The most significant anti-corruption steps have been achieved only since that 2014 uprising, but their actual implementation has been episodic and gradual, despite international support and pressure. Tkeshelashvili says vital steps have been achieved over time, notably the creation of anti-corruption agencies. Notably, legislators approved the creation of independent commissions, including international experts to help ensure objectivity, to remove judges found corrupt. Ukrainian judges resisted those reforms and even as Russia prepared its invasion, Ukrainian anti-corruption activists said more work was needed to ensure their completion.
In the past two years, analysts and activists in Ukraine’s vigorous civil society questioned Zelenskyy’s ability to deliver further reform — and his public support was eroding, again largely over continued corruption. But the war has given Zelenskyy renewed and massive public support from Ukrainians that Tkeshelashvili says can help forge “a renewed social contract” between citizens and government to finally defeat endemic corruption.
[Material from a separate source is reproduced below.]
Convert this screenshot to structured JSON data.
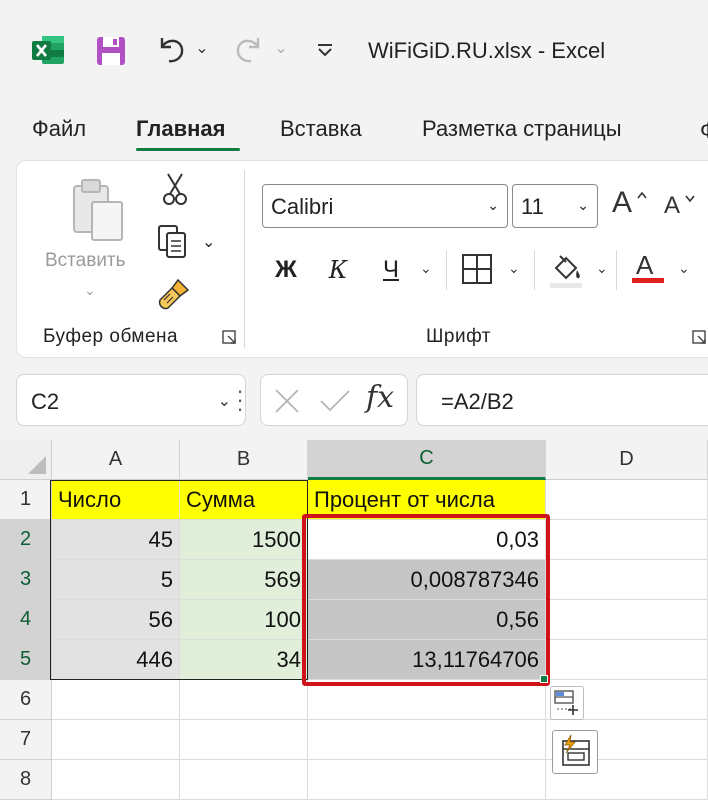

The combination of recently achieved anti-corruption mechanisms within Ukraine’s government and a consolidated sense of national unity, purpose and alignment with Europe, has created “a very important moment of inflection right now for … change,” Tkeshelashvili said.
While anti-corruption defense still must be strengthened and broadened in Ukraine — “I’m not painting … a perfect picture in that sense,” Tkeshelashvili cautioned — the country is better able than many international policymakers realize to absorb and administer the large amounts of international assistance flowing into its governing institutions. Ukraine’s international partners should provide that assistance in ways that build on, and build up, Ukraine’s protections against corruption.
Vital steps in general for Western nations include changes in their own systems, according to the anti-corruption advocacy group Transparency International. The group points out the vital role played by Western states’ laws and banks in sheltering the wealth of the oligarchs who are the agents of Russia’s strategic corruption. It has urged that Russia’s invasion of Ukraine should prompt democracies worldwide to reform their own laws and practices, including urgent steps to halt oligarchs’ concealment of such stolen wealth.
The daily gut-punch of images and headlines from Ukrainians’ desperate struggle to defeat Russia’s onslaught can make it difficult to focus on longer-term policy needs. But Tkeshelashvili argues that now is a time to lay foundations for a reconstruction of a Ukraine whose economy and governance are markedly more modern, transparent and aligned toward Europe. “When you think strategically … that’s the best outcome that one can have,” she said, to signal to authoritarians the risks of using war to achieve their goals.